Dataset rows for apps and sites
■ ■ ■

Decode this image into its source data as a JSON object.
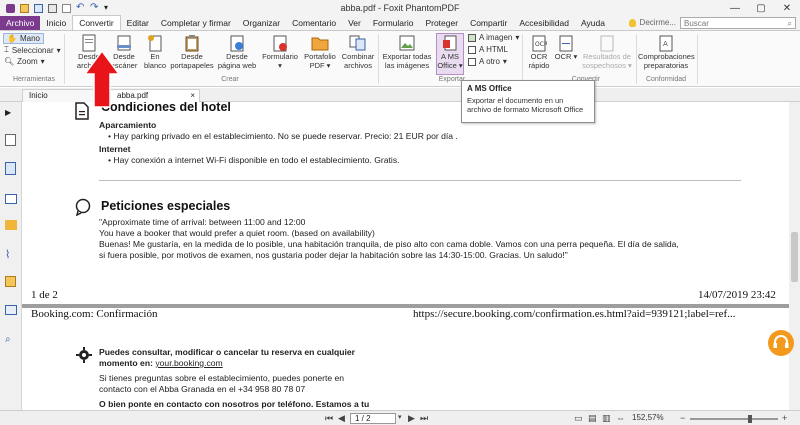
{
  "window": {
    "title": "abba.pdf - Foxit PhantomPDF",
    "minimize": "—",
    "maximize": "▢",
    "close": "✕"
  },
  "menu": {
    "tabs": [
      "Archivo",
      "Inicio",
      "Convertir",
      "Editar",
      "Completar y firmar",
      "Organizar",
      "Comentario",
      "Ver",
      "Formulario",
      "Proteger",
      "Compartir",
      "Accesibilidad",
      "Ayuda"
    ],
    "active_index": 2,
    "tell_me": "Decirme...",
    "search_placeholder": "Buscar"
  },
  "ribbon": {
    "tools": {
      "hand": "Mano",
      "select": "Seleccionar",
      "zoom": "Zoom",
      "label": "Herramientas"
    },
    "create": {
      "from_file": [
        "Desde",
        "archivo"
      ],
      "from_scanner": [
        "Desde",
        "escáner"
      ],
      "blank": [
        "En",
        "blanco"
      ],
      "from_clipboard": [
        "Desde",
        "portapapeles"
      ],
      "from_web": [
        "Desde",
        "página web"
      ],
      "form": [
        "Formulario"
      ],
      "portfolio": [
        "Portafolio",
        "PDF"
      ],
      "combine": [
        "Combinar",
        "archivos"
      ],
      "label": "Crear"
    },
    "export": {
      "all_images": [
        "Exportar todas",
        "las imágenes"
      ],
      "ms_office": [
        "A MS",
        "Office"
      ],
      "to_image": "A imagen",
      "to_html": "A HTML",
      "to_other": "A otro",
      "label": "Exportar"
    },
    "ocr": {
      "quick": [
        "OCR",
        "rápido"
      ],
      "ocr": [
        "OCR"
      ],
      "suspect": [
        "Resultados de",
        "sospechosos"
      ],
      "label": "Convertir"
    },
    "conformity": {
      "preflight": [
        "Comprobaciones",
        "preparatorias"
      ],
      "label": "Conformidad"
    }
  },
  "tooltip": {
    "title": "A MS Office",
    "body": "Exportar el documento en un archivo de formato Microsoft Office"
  },
  "doc_tabs": [
    "Inicio",
    "abba.pdf"
  ],
  "document": {
    "hotel_conditions": {
      "title": "Condiciones del hotel",
      "parking_heading": "Aparcamiento",
      "parking_text": "Hay parking privado en el establecimiento. No se puede reservar. Precio: 21 EUR por día .",
      "internet_heading": "Internet",
      "internet_text": "Hay conexión a internet Wi-Fi disponible en todo el establecimiento. Gratis."
    },
    "special_requests": {
      "title": "Peticiones especiales",
      "lines": [
        "\"Approximate time of arrival: between 11:00 and 12:00",
        "You have a booker that would prefer a quiet room. (based on availability)",
        "Buenas! Me gustaría, en la medida de lo posible, una habitación tranquila, de piso alto con cama doble. Vamos con una perra pequeña. El día de salida,",
        "si fuera posible, por motivos de examen, nos gustaria poder dejar la habitación sobre las 14:30-15:00. Gracias. Un saludo!\""
      ]
    },
    "footer_page": "1 de 2",
    "footer_date": "14/07/2019 23:42",
    "next_header_left": "Booking.com: Confirmación",
    "next_header_right": "https://secure.booking.com/confirmation.es.html?aid=939121;label=ref...",
    "manage": {
      "line1": "Puedes consultar, modificar o cancelar tu reserva en cualquier",
      "line2_prefix": "momento en: ",
      "link": "your.booking.com",
      "line3": "Si tienes preguntas sobre el establecimiento, puedes ponerte en",
      "line4": "contacto con el Abba Granada en el +34 958 80 78 07",
      "line5": "O bien ponte en contacto con nosotros por teléfono. Estamos a tu"
    }
  },
  "status": {
    "page_field": "1 / 2",
    "zoom": "152,57%",
    "zoom_minus": "−",
    "zoom_plus": "+"
  },
  "colors": {
    "file_tab": "#7b3a8e",
    "arrow": "#e8141a",
    "help": "#f39a1c"
  }
}
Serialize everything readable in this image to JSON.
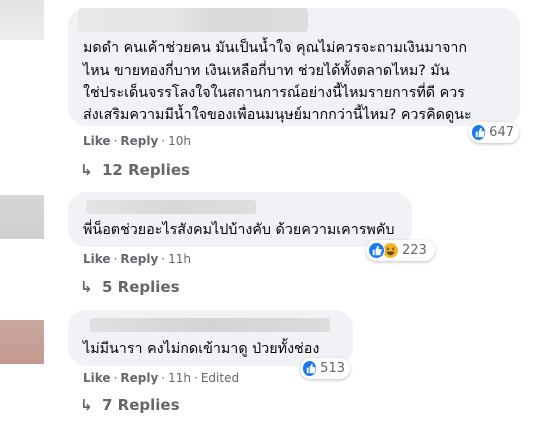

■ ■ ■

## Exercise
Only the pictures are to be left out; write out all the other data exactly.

## Answer space
Decode this image into its source data as a JSON object.
{
  "window": {
    "title": "abba.pdf - Foxit PhantomPDF",
    "minimize": "—",
    "maximize": "▢",
    "close": "✕"
  },
  "menu": {
    "tabs": [
      "Archivo",
      "Inicio",
      "Convertir",
      "Editar",
      "Completar y firmar",
      "Organizar",
      "Comentario",
      "Ver",
      "Formulario",
      "Proteger",
      "Compartir",
      "Accesibilidad",
      "Ayuda"
    ],
    "active_index": 2,
    "tell_me": "Decirme...",
    "search_placeholder": "Buscar"
  },
  "ribbon": {
    "tools": {
      "hand": "Mano",
      "select": "Seleccionar",
      "zoom": "Zoom",
      "label": "Herramientas"
    },
    "create": {
      "from_file": [
        "Desde",
        "archivo"
      ],
      "from_scanner": [
        "Desde",
        "escáner"
      ],
      "blank": [
        "En",
        "blanco"
      ],
      "from_clipboard": [
        "Desde",
        "portapapeles"
      ],
      "from_web": [
        "Desde",
        "página web"
      ],
      "form": [
        "Formulario"
      ],
      "portfolio": [
        "Portafolio",
        "PDF"
      ],
      "combine": [
        "Combinar",
        "archivos"
      ],
      "label": "Crear"
    },
    "export": {
      "all_images": [
        "Exportar todas",
        "las imágenes"
      ],
      "ms_office": [
        "A MS",
        "Office"
      ],
      "to_image": "A imagen",
      "to_html": "A HTML",
      "to_other": "A otro",
      "label": "Exportar"
    },
    "ocr": {
      "quick": [
        "OCR",
        "rápido"
      ],
      "ocr": [
        "OCR"
      ],
      "suspect": [
        "Resultados de",
        "sospechosos"
      ],
      "label": "Convertir"
    },
    "conformity": {
      "preflight": [
        "Comprobaciones",
        "preparatorias"
      ],
      "label": "Conformidad"
    }
  },
  "tooltip": {
    "title": "A MS Office",
    "body": "Exportar el documento en un archivo de formato Microsoft Office"
  },
  "doc_tabs": [
    "Inicio",
    "abba.pdf"
  ],
  "document": {
    "hotel_conditions": {
      "title": "Condiciones del hotel",
      "parking_heading": "Aparcamiento",
      "parking_text": "Hay parking privado en el establecimiento. No se puede reservar. Precio: 21 EUR por día .",
      "internet_heading": "Internet",
      "internet_text": "Hay conexión a internet Wi-Fi disponible en todo el establecimiento. Gratis."
    },
    "special_requests": {
      "title": "Peticiones especiales",
      "lines": [
        "\"Approximate time of arrival: between 11:00 and 12:00",
        "You have a booker that would prefer a quiet room. (based on availability)",
        "Buenas! Me gustaría, en la medida de lo posible, una habitación tranquila, de piso alto con cama doble. Vamos con una perra pequeña. El día de salida,",
        "si fuera posible, por motivos de examen, nos gustaria poder dejar la habitación sobre las 14:30-15:00. Gracias. Un saludo!\""
      ]
    },
    "footer_page": "1 de 2",
    "footer_date": "14/07/2019 23:42",
    "next_header_left": "Booking.com: Confirmación",
    "next_header_right": "https://secure.booking.com/confirmation.es.html?aid=939121;label=ref...",
    "manage": {
      "line1": "Puedes consultar, modificar o cancelar tu reserva en cualquier",
      "line2_prefix": "momento en: ",
      "link": "your.booking.com",
      "line3": "Si tienes preguntas sobre el establecimiento, puedes ponerte en",
      "line4": "contacto con el Abba Granada en el +34 958 80 78 07",
      "line5": "O bien ponte en contacto con nosotros por teléfono. Estamos a tu"
    }
  },
  "status": {
    "page_field": "1 / 2",
    "zoom": "152,57%",
    "zoom_minus": "−",
    "zoom_plus": "+"
  },
  "colors": {
    "file_tab": "#7b3a8e",
    "arrow": "#e8141a",
    "help": "#f39a1c"
  }
}
Serialize everything readable in this image to JSON.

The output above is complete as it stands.